Entering the offseason, the Toronto Maple Leafs have a number of needs and questions in need of addressing.

The needs are the priorities, and for once, they don’t involve a player negotiation. The questions are more of an internal exercise to help shape the roster for the start of next season.

When it comes to needs, they generally consist of the same things going on a few years now: improve the defense with legitimate defenders who can be trusted to handle tough minutes (at least one, ideally two), improve the bottom six, and add some center depth (not sure Alex Kerfoot – Pierre Engvall is the one-two punch you want on that side of the roster).

The questions, though, are relatively new. Do they still trust Frederik Andersen to be the guy? Can they round out their roster properly when they have a number of high salary players? Are they going to move William Nylander to the center (at least) semi-regularly given what happened in the playoffs this year? Is Zach Hyman a left winger or a right winger? Is Alex Kerfoot a center or winger? What are they going to do with Travis Dermott? (If they keep him, that would seemingly give them five defensemen, and I’m not sure this group is good enough to only make one acquisition and then call it a day.)

In trading Kasperi Kapanen, as well as Pontus Aberg and Jesper Lindgren for a first-round draft pick (15th overall), Evan Rodrigues, David Warsofsky, and Filip Hallander, the Leafs address none of those things directly. In fact, trading Kapanen currently makes what was already a fairly mediocre bottom-six even worse.

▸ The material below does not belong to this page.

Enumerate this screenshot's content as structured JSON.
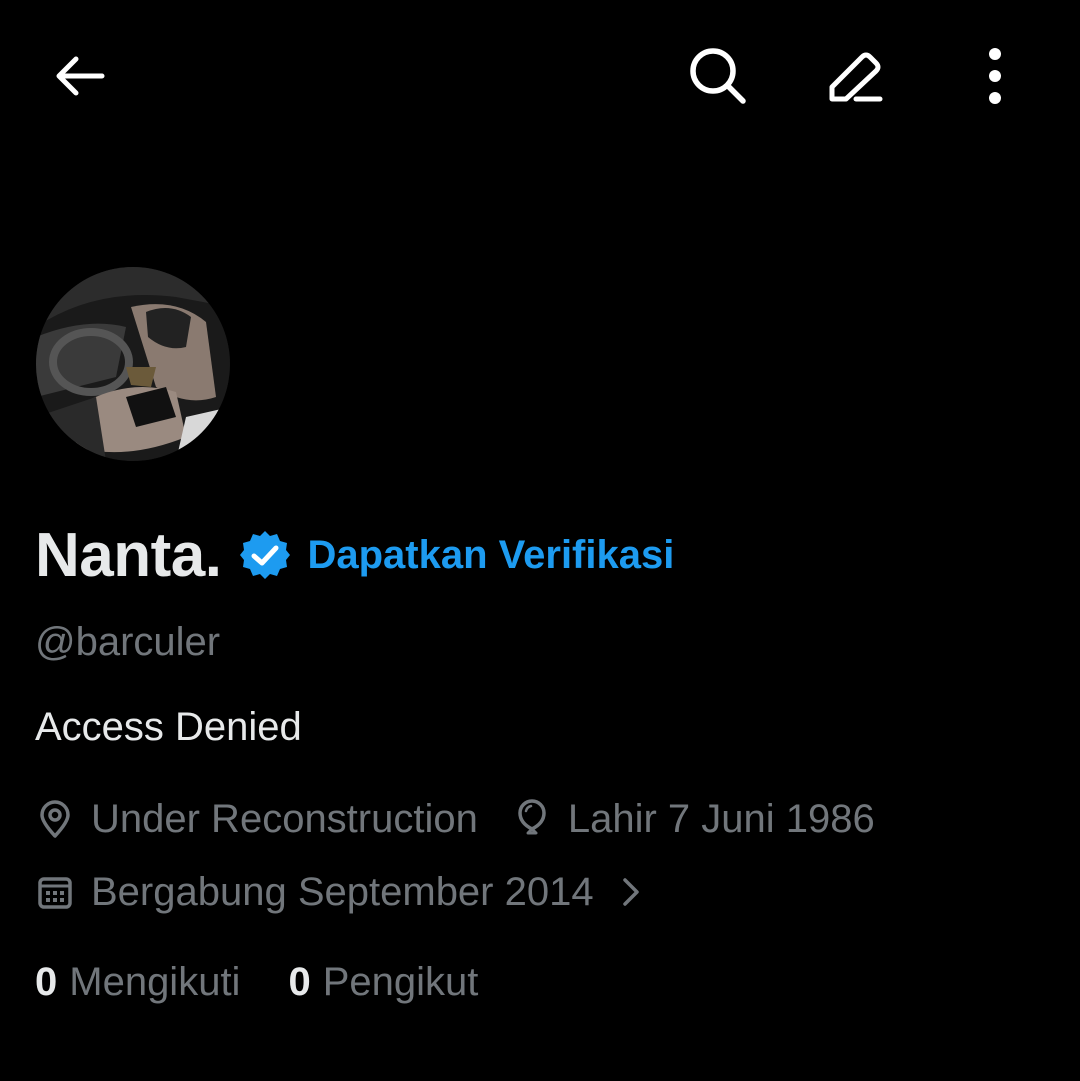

Kyle Dubas knows that, and he admitted as much with the money line in his media availability: “The key is that we need to gain some flexibility or greater flexibility than what we have.” With the salary cap, they can barely afford to keep their pending restricted free agents, let alone improve the team.

In that regard, moving Kapanen made sense. He couldn’t play left wing when they moved him there in the top six – there were a number of attempts at this, too – and he was never going to beat out Mitch Marner or William Nylander on the right side — ever. He was stuck as a third line right winger.

Kapanen’s goal scoring was also down this season, and he was healthy scratched because he slept in and missed practice. He also wasn’t exactly set up for success this season, bouncing around the roster to the point where the player he played the most with at even strength was Tyson Barrie and the second highest was Cody Ceci. The two forwards he played the most with were Kerfoot and Jason Spezza. That’s not great.

Subjectively, I liked what he brought to the table in terms of his speed and (flashes of) his knack for scoring big goals, and he was one of the only forwards on the team with some jam to his game – including a nice stretch of it while the Leafs were in their playoff race in February.

Kapanen also hasn’t even played three full seasons in the league. There is room for his game and off-ice habits to mature. Ultimately, I think he’s a nice third-line forward who can move up on occasion, but from the Leafs‘ point of view, he was making a lot of money for that role at $3.2 million. Plus, he had trade value.

While Kapanen is a player of concrete value moved off the roster, the Leafs acquisition was really to open up opportunity more than bring back anything of immediate value. Warsofsky is more or less an AHL defenseman and Rodrigues has a qualifying offer of $2 million that the Leafs will surely decline while attempting to bring him back at a reduced number. He’s also 27 and has played over 50 games in a season just once. He has shown to be serviceable depth, but it would be hard to ask for much more.

Hallander was expected to return to Sweden for the following season and reports indicate it’s unlikely he crosses to North America to play in the AHL. Perhaps that changes with Toronto’s setup, but as of now, he’s a player not totally under their control, although he does have some real potential.

Even the 15th overall pick (yes, I know, it’s a heralded draft), while a great asset, is a mystery box. The Leafs drafted Timothy Liljegren in 2017 at 17th overall – I’m not sure he will or should make the team next season. Since 2015, the following players have been drafted at 15th overall: Zachary Senyshyn, Luke Kunin, Erik Brannstrom, Grigori Denisenko, and Cole Caufield. It is not a slam-dunk spot.

It is entirely possible they traded a player who should be a 10+ year NHLer for essentially nothing. It is also possible they hit a home run. They’ll surely use the cap space to do something, but it could be as simple as freeing up money to bring back Travis Dermott and Ilya Mikheyev – two players Dubas did mention when discussing the trade and money opening up. That is not a bad thing, but it’s not a net positive for making the roster better next season. Losing Kapanen is certainly not addition by subtraction.

In retrospect, we probably should have seen this type of trade coming (i.e. the Leafs clear cap space and bring in some futures). This would have been their second year in a row without a first-round pick and they need to find cheap talent while they pay their top guns big dollars. The draft is the best way to do that.

You can argue it could have been someone else traded away first, but the Leafs would likely say Kapanen had the most valuable of their mid-level players. And mid-level players like Kapanen are exactly the types that are squeezed off your roster when you have a handful of players making huge dollars against your cap.

If you are looking to clear money off your books, this type of return for a Kapanen-level player is good value. Now we wait to see what they do as a follow-up to actually improve the roster.